- _Data records for software interfaces_
[Start of Attachment]

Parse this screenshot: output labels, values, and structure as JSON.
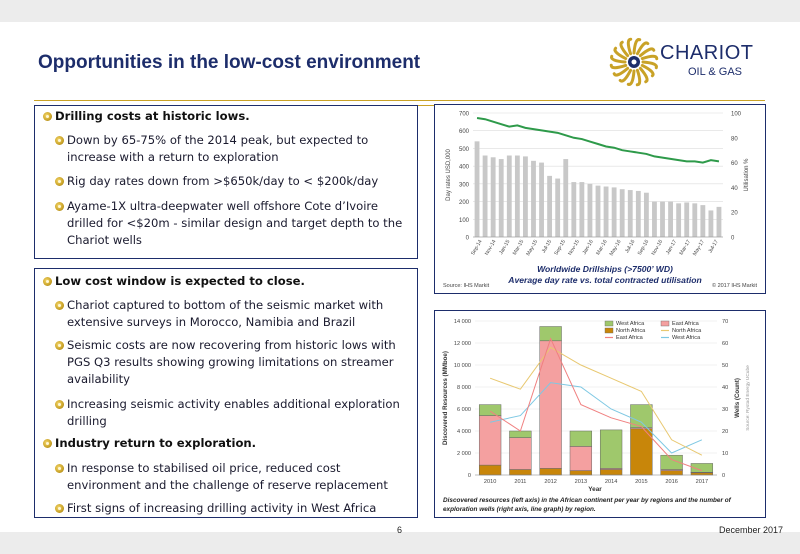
{
  "title": "Opportunities in the low-cost environment",
  "logo": {
    "name": "CHARIOT",
    "sub": "OIL & GAS"
  },
  "box1": {
    "heading": "Drilling costs at historic lows.",
    "bullets": [
      [
        "Down by 65-75% of the 2014 peak, but expected to",
        "increase with a return to exploration"
      ],
      [
        "Rig day rates down from >$650k/day to < $200k/day"
      ],
      [
        "Ayame-1X ultra-deepwater well offshore Cote d’Ivoire",
        "drilled for <$20m - similar design and target depth to the",
        "Chariot wells"
      ]
    ]
  },
  "box2": {
    "heading1": "Low cost window is expected to close.",
    "bullets1": [
      [
        "Chariot captured to bottom of the seismic market with",
        "extensive surveys in Morocco, Namibia and Brazil"
      ],
      [
        "Seismic costs are now recovering from historic lows with",
        "PGS Q3 results showing growing limitations on streamer",
        "availability"
      ],
      [
        "Increasing seismic activity enables additional exploration",
        "drilling"
      ]
    ],
    "heading2": "Industry return to exploration.",
    "bullets2": [
      [
        "In response to stabilised oil price, reduced cost",
        "environment and the challenge of reserve replacement"
      ],
      [
        "First signs of increasing drilling activity in West Africa"
      ]
    ]
  },
  "chart_data": [
    {
      "type": "bar",
      "title": "",
      "ylabel": "Day rates USD,000",
      "y2label": "Utilisation %",
      "ylim": [
        0,
        700
      ],
      "y2lim": [
        0,
        100
      ],
      "yticks": [
        "0",
        "100",
        "200",
        "300",
        "400",
        "500",
        "600",
        "700"
      ],
      "y2ticks": [
        "0",
        "20",
        "40",
        "60",
        "80",
        "100"
      ],
      "xticks": [
        "Sep-14",
        "Nov-14",
        "Jan-15",
        "Mar-15",
        "May-15",
        "Jul-15",
        "Sep-15",
        "Nov-15",
        "Jan-16",
        "Mar-16",
        "May-16",
        "Jul-16",
        "Sep-16",
        "Nov-16",
        "Jan-17",
        "Mar-17",
        "May-17",
        "Jul-17"
      ],
      "bars": [
        540,
        460,
        450,
        440,
        460,
        460,
        455,
        430,
        420,
        345,
        330,
        440,
        310,
        310,
        300,
        290,
        285,
        280,
        270,
        265,
        260,
        250,
        200,
        200,
        200,
        190,
        195,
        190,
        180,
        150,
        170
      ],
      "utilisation": [
        96,
        95,
        93,
        91,
        89,
        90,
        88,
        87,
        86,
        85,
        84,
        82,
        80,
        79,
        77,
        75,
        73,
        72,
        70,
        69,
        68,
        67,
        65,
        64,
        63,
        62,
        61,
        61,
        60,
        62,
        61
      ],
      "caption1": "Worldwide Drillships (>7500’ WD)",
      "caption2": "Average day rate vs. total contracted utilisation",
      "source_left": "Source: IHS Markit",
      "source_right": "© 2017 IHS Markit",
      "colors": {
        "bars": "#c8c8c8",
        "line": "#2e9a4a"
      }
    },
    {
      "type": "bar",
      "stacked": true,
      "ylabel": "Discovered Resources (MMboe)",
      "y2label": "Wells (Count)",
      "xlabel": "Year",
      "source_vertical": "Source: Rystad Energy UCube",
      "ylim": [
        0,
        14000
      ],
      "y2lim": [
        0,
        70
      ],
      "yticks": [
        "0",
        "2 000",
        "4 000",
        "6 000",
        "8 000",
        "10 000",
        "12 000",
        "14 000"
      ],
      "y2ticks": [
        "0",
        "10",
        "20",
        "30",
        "40",
        "50",
        "60",
        "70"
      ],
      "categories": [
        "2010",
        "2011",
        "2012",
        "2013",
        "2014",
        "2015",
        "2016",
        "2017"
      ],
      "series": [
        {
          "name": "North Africa",
          "color": "#c8860a",
          "values": [
            900,
            500,
            600,
            400,
            500,
            4200,
            400,
            200
          ]
        },
        {
          "name": "East Africa",
          "color": "#f4a0a0",
          "values": [
            4500,
            2900,
            11600,
            2200,
            100,
            100,
            100,
            50
          ]
        },
        {
          "name": "West Africa",
          "color": "#9fc86c",
          "values": [
            1000,
            600,
            1300,
            1400,
            3500,
            2100,
            1300,
            800
          ]
        }
      ],
      "lines": [
        {
          "name": "West Africa",
          "color": "#7ec8e3",
          "values": [
            24,
            27,
            42,
            40,
            30,
            24,
            10,
            16
          ]
        },
        {
          "name": "North Africa",
          "color": "#e8c870",
          "values": [
            44,
            39,
            58,
            50,
            44,
            38,
            16,
            9
          ]
        },
        {
          "name": "East Africa",
          "color": "#f08080",
          "values": [
            29,
            20,
            62,
            32,
            26,
            22,
            7,
            2
          ]
        }
      ],
      "legend": [
        "West Africa",
        "East Africa",
        "North Africa",
        "North Africa",
        "East Africa",
        "West Africa"
      ],
      "caption": [
        "Discovered resources (left axis) in the African continent per year by regions and the number of",
        "exploration wells (right axis, line graph) by region."
      ]
    }
  ],
  "footer": {
    "page": "6",
    "date": "December 2017"
  }
}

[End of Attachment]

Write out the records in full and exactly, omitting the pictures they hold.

- _Response for this exercise_
Parse this screenshot: output labels, values, and structure as JSON.
{
  "title": "Opportunities in the low-cost environment",
  "logo": {
    "name": "CHARIOT",
    "sub": "OIL & GAS"
  },
  "box1": {
    "heading": "Drilling costs at historic lows.",
    "bullets": [
      [
        "Down by 65-75% of the 2014 peak, but expected to",
        "increase with a return to exploration"
      ],
      [
        "Rig day rates down from >$650k/day to < $200k/day"
      ],
      [
        "Ayame-1X ultra-deepwater well offshore Cote d’Ivoire",
        "drilled for <$20m - similar design and target depth to the",
        "Chariot wells"
      ]
    ]
  },
  "box2": {
    "heading1": "Low cost window is expected to close.",
    "bullets1": [
      [
        "Chariot captured to bottom of the seismic market with",
        "extensive surveys in Morocco, Namibia and Brazil"
      ],
      [
        "Seismic costs are now recovering from historic lows with",
        "PGS Q3 results showing growing limitations on streamer",
        "availability"
      ],
      [
        "Increasing seismic activity enables additional exploration",
        "drilling"
      ]
    ],
    "heading2": "Industry return to exploration.",
    "bullets2": [
      [
        "In response to stabilised oil price, reduced cost",
        "environment and the challenge of reserve replacement"
      ],
      [
        "First signs of increasing drilling activity in West Africa"
      ]
    ]
  },
  "chart_data": [
    {
      "type": "bar",
      "title": "",
      "ylabel": "Day rates USD,000",
      "y2label": "Utilisation %",
      "ylim": [
        0,
        700
      ],
      "y2lim": [
        0,
        100
      ],
      "yticks": [
        "0",
        "100",
        "200",
        "300",
        "400",
        "500",
        "600",
        "700"
      ],
      "y2ticks": [
        "0",
        "20",
        "40",
        "60",
        "80",
        "100"
      ],
      "xticks": [
        "Sep-14",
        "Nov-14",
        "Jan-15",
        "Mar-15",
        "May-15",
        "Jul-15",
        "Sep-15",
        "Nov-15",
        "Jan-16",
        "Mar-16",
        "May-16",
        "Jul-16",
        "Sep-16",
        "Nov-16",
        "Jan-17",
        "Mar-17",
        "May-17",
        "Jul-17"
      ],
      "bars": [
        540,
        460,
        450,
        440,
        460,
        460,
        455,
        430,
        420,
        345,
        330,
        440,
        310,
        310,
        300,
        290,
        285,
        280,
        270,
        265,
        260,
        250,
        200,
        200,
        200,
        190,
        195,
        190,
        180,
        150,
        170
      ],
      "utilisation": [
        96,
        95,
        93,
        91,
        89,
        90,
        88,
        87,
        86,
        85,
        84,
        82,
        80,
        79,
        77,
        75,
        73,
        72,
        70,
        69,
        68,
        67,
        65,
        64,
        63,
        62,
        61,
        61,
        60,
        62,
        61
      ],
      "caption1": "Worldwide Drillships (>7500’ WD)",
      "caption2": "Average day rate vs. total contracted utilisation",
      "source_left": "Source: IHS Markit",
      "source_right": "© 2017 IHS Markit",
      "colors": {
        "bars": "#c8c8c8",
        "line": "#2e9a4a"
      }
    },
    {
      "type": "bar",
      "stacked": true,
      "ylabel": "Discovered Resources (MMboe)",
      "y2label": "Wells (Count)",
      "xlabel": "Year",
      "source_vertical": "Source: Rystad Energy UCube",
      "ylim": [
        0,
        14000
      ],
      "y2lim": [
        0,
        70
      ],
      "yticks": [
        "0",
        "2 000",
        "4 000",
        "6 000",
        "8 000",
        "10 000",
        "12 000",
        "14 000"
      ],
      "y2ticks": [
        "0",
        "10",
        "20",
        "30",
        "40",
        "50",
        "60",
        "70"
      ],
      "categories": [
        "2010",
        "2011",
        "2012",
        "2013",
        "2014",
        "2015",
        "2016",
        "2017"
      ],
      "series": [
        {
          "name": "North Africa",
          "color": "#c8860a",
          "values": [
            900,
            500,
            600,
            400,
            500,
            4200,
            400,
            200
          ]
        },
        {
          "name": "East Africa",
          "color": "#f4a0a0",
          "values": [
            4500,
            2900,
            11600,
            2200,
            100,
            100,
            100,
            50
          ]
        },
        {
          "name": "West Africa",
          "color": "#9fc86c",
          "values": [
            1000,
            600,
            1300,
            1400,
            3500,
            2100,
            1300,
            800
          ]
        }
      ],
      "lines": [
        {
          "name": "West Africa",
          "color": "#7ec8e3",
          "values": [
            24,
            27,
            42,
            40,
            30,
            24,
            10,
            16
          ]
        },
        {
          "name": "North Africa",
          "color": "#e8c870",
          "values": [
            44,
            39,
            58,
            50,
            44,
            38,
            16,
            9
          ]
        },
        {
          "name": "East Africa",
          "color": "#f08080",
          "values": [
            29,
            20,
            62,
            32,
            26,
            22,
            7,
            2
          ]
        }
      ],
      "legend": [
        "West Africa",
        "East Africa",
        "North Africa",
        "North Africa",
        "East Africa",
        "West Africa"
      ],
      "caption": [
        "Discovered resources (left axis) in the African continent per year by regions and the number of",
        "exploration wells (right axis, line graph) by region."
      ]
    }
  ],
  "footer": {
    "page": "6",
    "date": "December 2017"
  }
}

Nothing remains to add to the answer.